Cherisse Gardner
Posted on February 15th 2013 at 4:24PM

I really appreciate this article as it confirms that I am applying the proper mindset and approach to curating content to share with my community of practice (eLearning). My numbers of followers are very small, nothing like the hundreds, thousands powerhouses like Sheryl Nussbaum-Beach and Andrew Pappas. I am just trying to get members of my own small university to get on board by making the topic less foreign and scary, and I am always happy when I receive a note of thanks from someone who says they follow my Twitter, Google+, ScoopIt and Pinterest accounts because of the relevant content and that it saves them time.

From there many others outside of my immediate sphere have sought and connected to those profiles, and as those numbers grow I feel an increasing sense of responsibility to do right by them. I do my curation by hand, that is I am not running scripts to scrub the web for me feeling strongly that the human element is critical to making good choices. However, I worry whether I am really holding up my end of the deal by virtue of my own limited scope and reach looking for content that I think keeps it simple and easily digestible for eLearning newbies and pros alike.

Being able to check off the 4 boxes referred to in this article gives me to confidence to carry on, thanks!

 

ParkerWhite
Posted on February 15th 2013 at 10:47PM

Thank you for the positive feedback Cherisse!

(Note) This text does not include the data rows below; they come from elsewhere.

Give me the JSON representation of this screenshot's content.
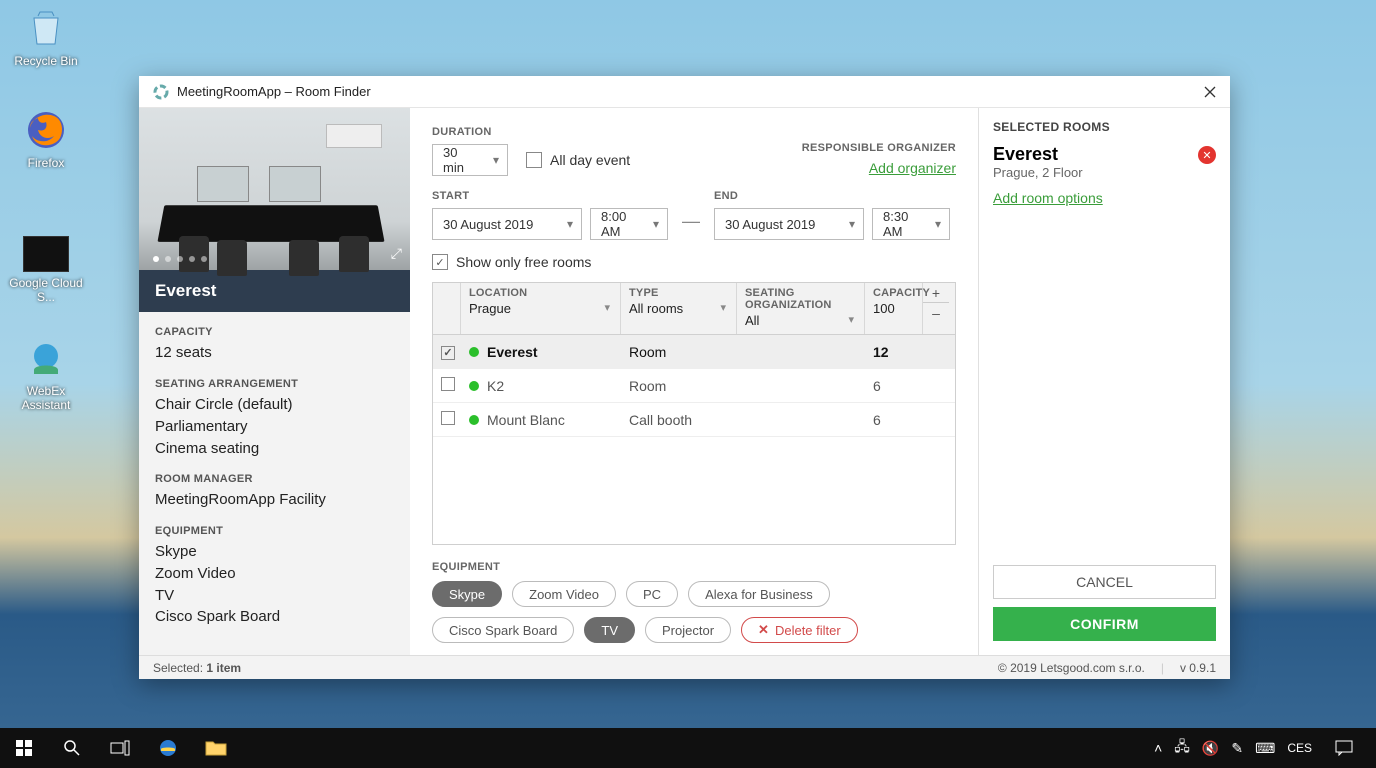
{
  "desktop": {
    "icons": [
      {
        "label": "Recycle Bin"
      },
      {
        "label": "Firefox"
      },
      {
        "label": "Google Cloud S..."
      },
      {
        "label": "WebEx Assistant"
      }
    ]
  },
  "window": {
    "title": "MeetingRoomApp – Room Finder"
  },
  "detail": {
    "room_name": "Everest",
    "sections": {
      "capacity_label": "CAPACITY",
      "capacity_value": "12 seats",
      "seating_label": "SEATING ARRANGEMENT",
      "seating_values": [
        "Chair Circle (default)",
        "Parliamentary",
        "Cinema seating"
      ],
      "manager_label": "ROOM MANAGER",
      "manager_value": "MeetingRoomApp Facility",
      "equipment_label": "EQUIPMENT",
      "equipment_values": [
        "Skype",
        "Zoom Video",
        "TV",
        "Cisco Spark Board"
      ]
    }
  },
  "form": {
    "duration_label": "DURATION",
    "duration_value": "30 min",
    "all_day_label": "All day event",
    "all_day_checked": false,
    "organizer_label": "RESPONSIBLE ORGANIZER",
    "add_organizer": "Add organizer",
    "start_label": "START",
    "start_date": "30 August 2019",
    "start_time": "8:00 AM",
    "end_label": "END",
    "end_date": "30 August 2019",
    "end_time": "8:30 AM",
    "free_only_label": "Show only free rooms",
    "free_only_checked": true
  },
  "grid": {
    "head": {
      "location_label": "LOCATION",
      "location_value": "Prague",
      "type_label": "TYPE",
      "type_value": "All rooms",
      "seating_label": "SEATING ORGANIZATION",
      "seating_value": "All",
      "capacity_label": "CAPACITY",
      "capacity_value": "100",
      "plus": "+",
      "minus": "–"
    },
    "rows": [
      {
        "checked": true,
        "name": "Everest",
        "type": "Room",
        "capacity": "12"
      },
      {
        "checked": false,
        "name": "K2",
        "type": "Room",
        "capacity": "6"
      },
      {
        "checked": false,
        "name": "Mount Blanc",
        "type": "Call booth",
        "capacity": "6"
      }
    ]
  },
  "equipment": {
    "label": "EQUIPMENT",
    "pills": [
      {
        "label": "Skype",
        "on": true
      },
      {
        "label": "Zoom Video",
        "on": false
      },
      {
        "label": "PC",
        "on": false
      },
      {
        "label": "Alexa for Business",
        "on": false
      },
      {
        "label": "Cisco Spark Board",
        "on": false
      },
      {
        "label": "TV",
        "on": true
      },
      {
        "label": "Projector",
        "on": false
      }
    ],
    "delete_label": "Delete filter"
  },
  "selected": {
    "header": "SELECTED ROOMS",
    "room_name": "Everest",
    "room_location": "Prague, 2 Floor",
    "add_options": "Add room options",
    "cancel": "CANCEL",
    "confirm": "CONFIRM"
  },
  "status": {
    "selected_prefix": "Selected: ",
    "selected_count": "1 item",
    "copyright": "© 2019 Letsgood.com s.r.o.",
    "version": "v 0.9.1"
  },
  "taskbar": {
    "language": "CES"
  }
}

It sounds like you are active on Social Media, good for you. I agree with your thoughts about the human element. Don't worry too much about having a limited scope, it sounds as though you are trying to provide a range of information. The great thing about Social Media is that it really functions as a way to crowdsource lots of information and perspectives, and that's what makes it so powerful, is the culmination of everyone's insights and feedback. You as an individual don't have to have the entire scope, you just have to provide your unique vantage point and insights to add to the community. Showing people your "field of vision" helps them expand theirs. Keep up the good work!